** Opening DATA block **

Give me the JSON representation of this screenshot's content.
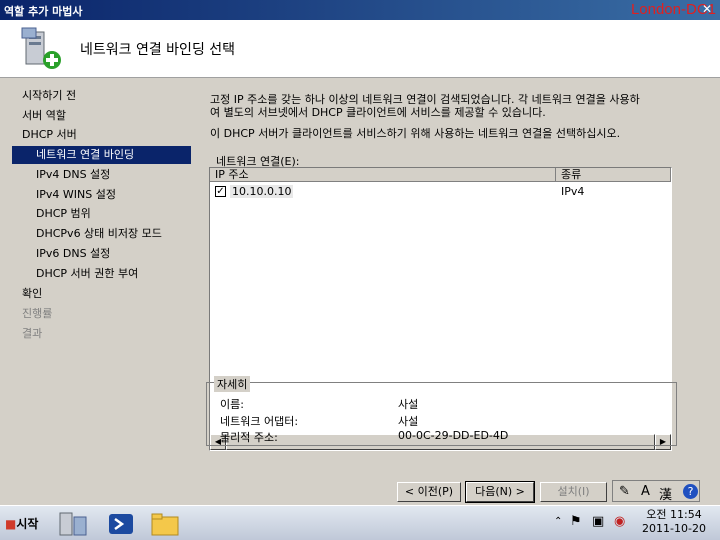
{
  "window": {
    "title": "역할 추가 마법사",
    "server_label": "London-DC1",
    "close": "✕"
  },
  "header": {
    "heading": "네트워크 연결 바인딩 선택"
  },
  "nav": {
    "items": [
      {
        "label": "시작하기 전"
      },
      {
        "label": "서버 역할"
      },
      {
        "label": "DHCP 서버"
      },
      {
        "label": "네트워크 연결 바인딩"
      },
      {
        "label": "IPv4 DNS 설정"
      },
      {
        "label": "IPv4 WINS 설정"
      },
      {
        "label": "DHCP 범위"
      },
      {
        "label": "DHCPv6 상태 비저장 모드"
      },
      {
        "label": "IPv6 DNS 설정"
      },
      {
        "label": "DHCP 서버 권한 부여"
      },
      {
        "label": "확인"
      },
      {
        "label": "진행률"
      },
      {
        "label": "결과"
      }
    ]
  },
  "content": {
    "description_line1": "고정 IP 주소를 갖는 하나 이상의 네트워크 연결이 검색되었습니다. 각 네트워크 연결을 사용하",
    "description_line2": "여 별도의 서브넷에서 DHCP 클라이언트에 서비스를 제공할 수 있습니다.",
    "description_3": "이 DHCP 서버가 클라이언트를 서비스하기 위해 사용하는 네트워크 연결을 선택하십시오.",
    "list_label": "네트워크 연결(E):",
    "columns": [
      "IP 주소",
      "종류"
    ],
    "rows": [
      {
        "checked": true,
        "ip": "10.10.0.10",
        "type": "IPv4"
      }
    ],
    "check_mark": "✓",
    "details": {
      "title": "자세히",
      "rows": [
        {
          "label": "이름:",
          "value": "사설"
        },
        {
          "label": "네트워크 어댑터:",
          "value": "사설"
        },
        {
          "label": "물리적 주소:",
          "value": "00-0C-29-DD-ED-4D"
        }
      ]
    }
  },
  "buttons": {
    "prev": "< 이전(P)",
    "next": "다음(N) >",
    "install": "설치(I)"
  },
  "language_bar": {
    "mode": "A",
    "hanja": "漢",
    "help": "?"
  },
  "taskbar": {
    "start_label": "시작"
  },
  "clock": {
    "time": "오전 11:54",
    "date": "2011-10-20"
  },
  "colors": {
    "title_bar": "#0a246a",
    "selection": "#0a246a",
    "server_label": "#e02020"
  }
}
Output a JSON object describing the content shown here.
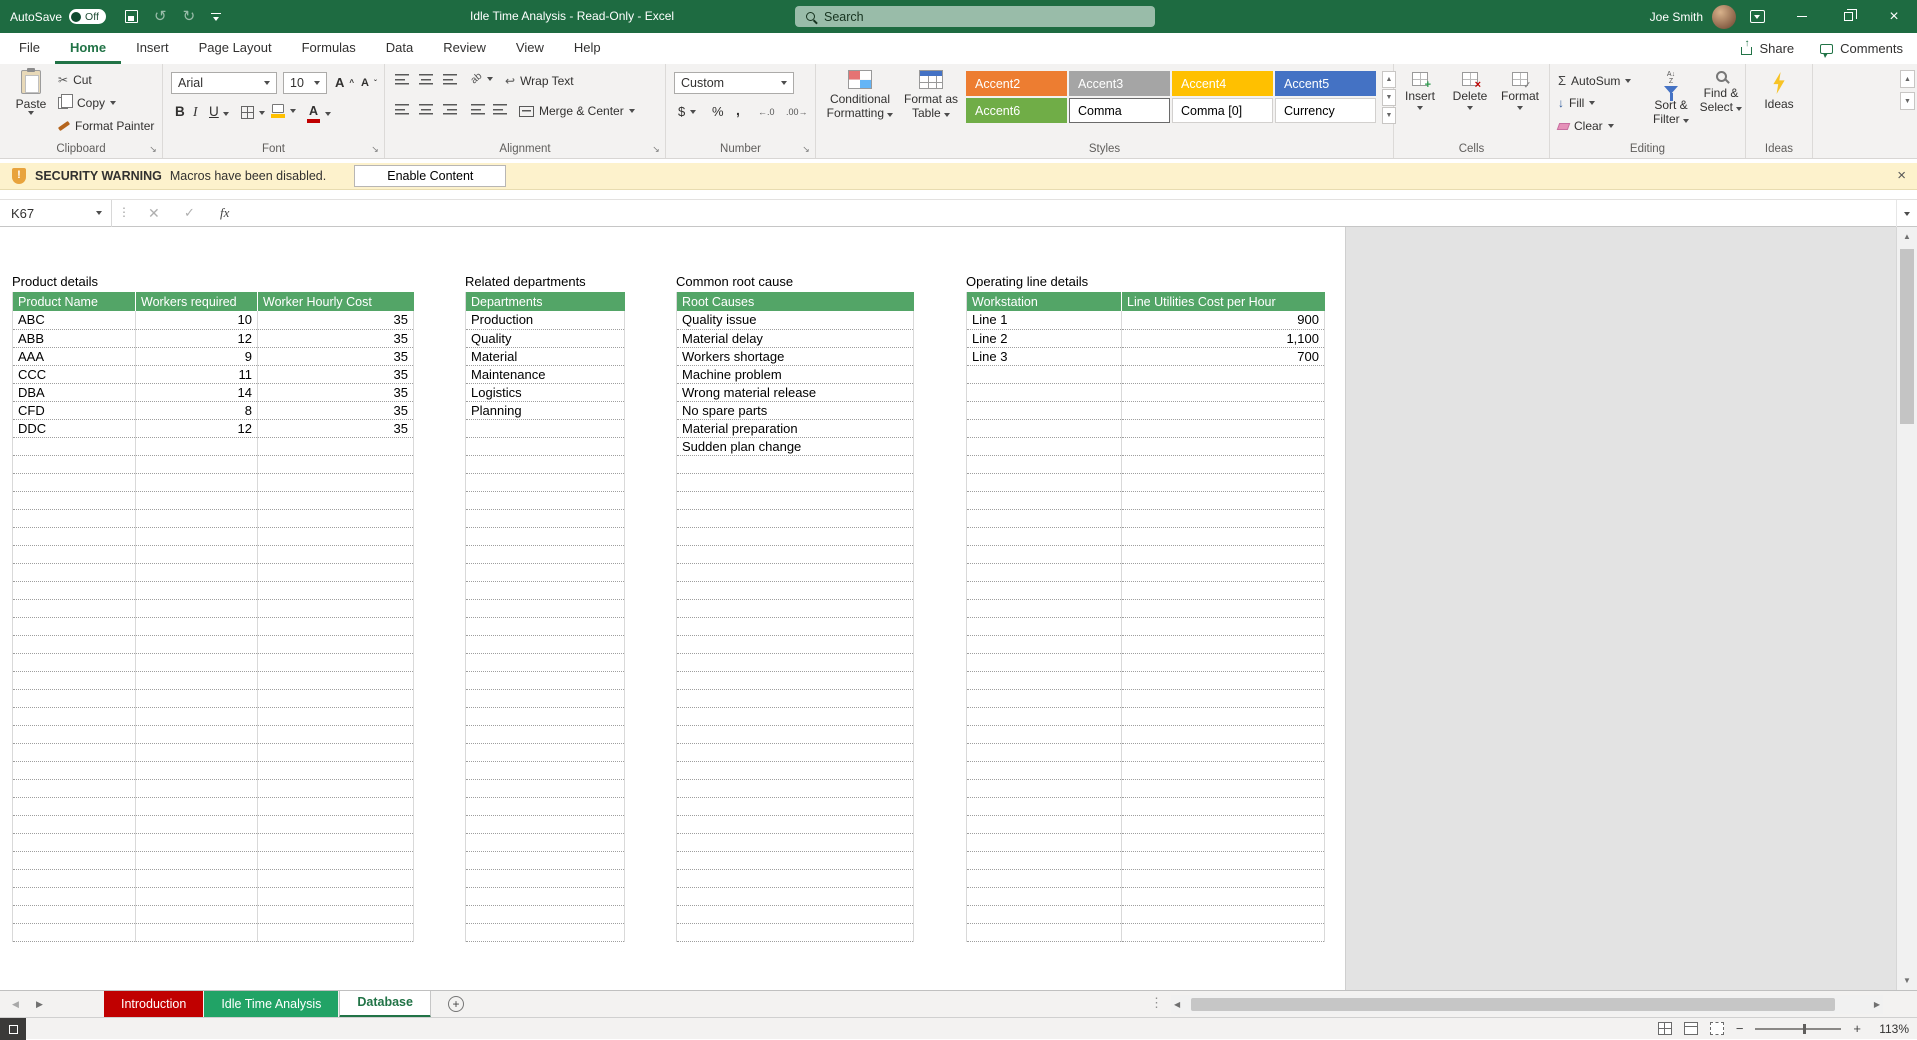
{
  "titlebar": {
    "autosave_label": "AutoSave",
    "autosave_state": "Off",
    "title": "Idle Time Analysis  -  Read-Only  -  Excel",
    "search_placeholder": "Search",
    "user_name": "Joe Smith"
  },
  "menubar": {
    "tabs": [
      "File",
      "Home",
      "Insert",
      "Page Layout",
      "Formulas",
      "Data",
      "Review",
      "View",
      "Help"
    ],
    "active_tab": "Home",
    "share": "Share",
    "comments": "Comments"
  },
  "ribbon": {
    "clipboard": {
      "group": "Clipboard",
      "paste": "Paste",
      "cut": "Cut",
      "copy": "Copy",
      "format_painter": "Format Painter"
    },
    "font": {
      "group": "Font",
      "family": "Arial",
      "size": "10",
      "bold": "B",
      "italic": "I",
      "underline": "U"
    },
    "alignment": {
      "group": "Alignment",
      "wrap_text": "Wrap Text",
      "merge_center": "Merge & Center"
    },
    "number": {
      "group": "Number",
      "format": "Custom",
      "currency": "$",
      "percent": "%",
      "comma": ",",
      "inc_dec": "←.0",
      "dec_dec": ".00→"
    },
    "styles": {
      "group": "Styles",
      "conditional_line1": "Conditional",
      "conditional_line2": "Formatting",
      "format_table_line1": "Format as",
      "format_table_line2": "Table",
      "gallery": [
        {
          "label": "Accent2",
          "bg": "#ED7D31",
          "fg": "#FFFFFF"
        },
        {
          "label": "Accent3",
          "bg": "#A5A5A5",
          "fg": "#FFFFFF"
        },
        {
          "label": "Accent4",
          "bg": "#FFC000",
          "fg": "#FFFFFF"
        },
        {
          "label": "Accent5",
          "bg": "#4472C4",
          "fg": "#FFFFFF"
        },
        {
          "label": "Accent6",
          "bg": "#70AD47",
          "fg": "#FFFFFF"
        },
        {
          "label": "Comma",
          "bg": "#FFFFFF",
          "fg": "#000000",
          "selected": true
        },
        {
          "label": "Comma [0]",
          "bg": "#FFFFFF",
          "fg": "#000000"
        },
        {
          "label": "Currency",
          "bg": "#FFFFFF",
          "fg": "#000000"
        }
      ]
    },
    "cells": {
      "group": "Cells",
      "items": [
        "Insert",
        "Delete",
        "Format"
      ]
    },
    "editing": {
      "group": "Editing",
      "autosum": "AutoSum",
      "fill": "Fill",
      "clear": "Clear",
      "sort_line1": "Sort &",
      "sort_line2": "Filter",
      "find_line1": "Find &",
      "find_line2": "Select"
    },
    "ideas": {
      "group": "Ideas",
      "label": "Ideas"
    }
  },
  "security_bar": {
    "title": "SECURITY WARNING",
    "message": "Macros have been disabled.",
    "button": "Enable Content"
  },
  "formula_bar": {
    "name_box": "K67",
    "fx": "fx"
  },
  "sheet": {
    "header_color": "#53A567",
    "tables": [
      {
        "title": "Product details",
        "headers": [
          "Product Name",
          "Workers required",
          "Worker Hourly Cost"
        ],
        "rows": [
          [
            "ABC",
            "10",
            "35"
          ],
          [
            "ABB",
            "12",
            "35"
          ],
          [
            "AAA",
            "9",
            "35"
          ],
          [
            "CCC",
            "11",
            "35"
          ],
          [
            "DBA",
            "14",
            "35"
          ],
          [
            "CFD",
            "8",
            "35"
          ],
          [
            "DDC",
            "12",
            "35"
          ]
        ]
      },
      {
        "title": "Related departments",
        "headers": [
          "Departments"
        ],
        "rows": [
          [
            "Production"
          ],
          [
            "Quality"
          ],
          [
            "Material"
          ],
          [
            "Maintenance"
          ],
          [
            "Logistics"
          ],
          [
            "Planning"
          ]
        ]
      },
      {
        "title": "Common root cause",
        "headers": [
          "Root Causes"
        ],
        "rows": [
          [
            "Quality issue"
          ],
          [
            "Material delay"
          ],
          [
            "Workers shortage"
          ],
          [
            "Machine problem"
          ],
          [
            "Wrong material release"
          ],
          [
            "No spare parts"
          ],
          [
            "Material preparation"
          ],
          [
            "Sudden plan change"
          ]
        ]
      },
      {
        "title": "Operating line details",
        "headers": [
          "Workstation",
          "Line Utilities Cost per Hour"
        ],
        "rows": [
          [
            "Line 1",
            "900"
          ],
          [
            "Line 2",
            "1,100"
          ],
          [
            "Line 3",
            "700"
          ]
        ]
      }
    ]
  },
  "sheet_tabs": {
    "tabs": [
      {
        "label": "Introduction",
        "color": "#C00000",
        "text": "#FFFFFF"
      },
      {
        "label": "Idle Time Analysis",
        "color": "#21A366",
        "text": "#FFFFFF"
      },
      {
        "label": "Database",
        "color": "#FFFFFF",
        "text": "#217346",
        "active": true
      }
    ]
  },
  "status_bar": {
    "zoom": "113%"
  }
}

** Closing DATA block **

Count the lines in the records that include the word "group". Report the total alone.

| TASK RESPONSE |
8